Hazard Communications and the Right to Know


Action: OSHA will immediately request that the National Advisory Committee on Occupational Safety and Health establish a working group on Hazard Communication and the right to know.

Description: OSHA's Hazard Communication Standard, promulgated in 1983 and revised in 1994, was developed to ensure that workers who are potentially exposed to toxic substances are provided useful information about the dangers of these substances and about protective measures needed to work with them safely. The Standard, as intended, has resulted in a large increase in awareness among employers and employees about workplace hazard recognition and control. It has stimulated training programs, labeling efforts, engineering controls of chemical exposures and appropriate use of personal protective equipment. However, the Standard has also received substantial criticism, including that Material Safety Data Sheets are too long, too technical and too confusing; that enforcement of the Standard has focused too heavily on paperwork and minor violations, particularly with regard to relatively low hazard materials such as common consumer products; that the standard requires too much paperwork; and that there has been too little compliance assistance and technical support to employers for this type of performance based standard.

Although some of these criticisms of the rule are exaggerated, OSHA will request the National Advisory Committee on Safety and Health to convene a working group to identify ways to improve hazard communication in the workplace. OSHA will ask to the committee to provide OSHA with recommendations in six months to simplify material safety data sheets, reduce the amount of required paperwork, improve the effectiveness of worker training, and revise enforcement policies to focus on the most serious hazards. In particular, the working group will be asked to consider the possibility of amending the present rule to allow employers to meet their obligation under the standard to provide employees with material safety data sheets if they can obtain and provide these sheets within twenty four hours or immediately in an emergency. This would relieve employers of the burden of keeping voluminous books of data sheets on hand at all times.

Implementation Plan: OSHA will immediately request NACOSH to establish a working group on hazard communication and the right to know.
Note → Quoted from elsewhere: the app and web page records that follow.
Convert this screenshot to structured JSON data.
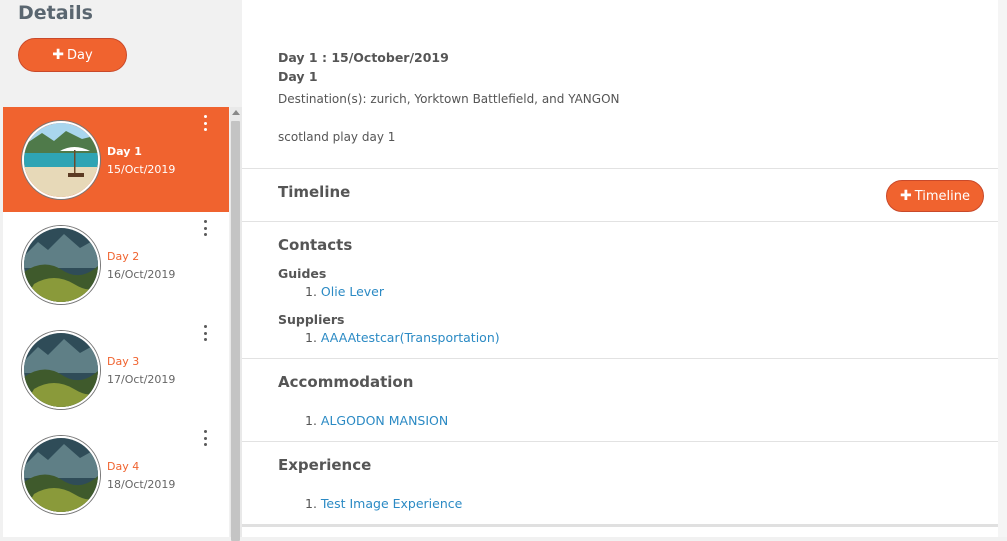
{
  "page": {
    "title": "Details"
  },
  "add_day_button": {
    "label": "Day"
  },
  "days": [
    {
      "label": "Day 1",
      "date": "15/Oct/2019",
      "image": "beach",
      "active": true
    },
    {
      "label": "Day 2",
      "date": "16/Oct/2019",
      "image": "mountain",
      "active": false
    },
    {
      "label": "Day 3",
      "date": "17/Oct/2019",
      "image": "mountain",
      "active": false
    },
    {
      "label": "Day 4",
      "date": "18/Oct/2019",
      "image": "mountain",
      "active": false
    }
  ],
  "detail": {
    "heading": "Day 1 : 15/October/2019",
    "day_name": "Day 1",
    "destinations": "Destination(s): zurich, Yorktown Battlefield, and YANGON",
    "description": "scotland play day 1",
    "timeline": {
      "title": "Timeline",
      "add_label": "Timeline"
    },
    "contacts": {
      "title": "Contacts",
      "guides_title": "Guides",
      "guides": [
        "Olie Lever"
      ],
      "suppliers_title": "Suppliers",
      "suppliers": [
        "AAAAtestcar(Transportation)"
      ]
    },
    "accommodation": {
      "title": "Accommodation",
      "items": [
        "ALGODON MANSION"
      ]
    },
    "experience": {
      "title": "Experience",
      "items": [
        "Test Image Experience"
      ]
    }
  },
  "colors": {
    "accent": "#f0632f",
    "link": "#2b8ac4",
    "text": "#555555"
  },
  "icons": {
    "kebab": "kebab-menu-icon",
    "plus": "plus-icon",
    "scroll_up": "scroll-up-arrow-icon"
  }
}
NOTICE: This is an OSHA Archive Document, and no longer represents OSHA Policy. It is presented here as historical content, for research and review purposes only.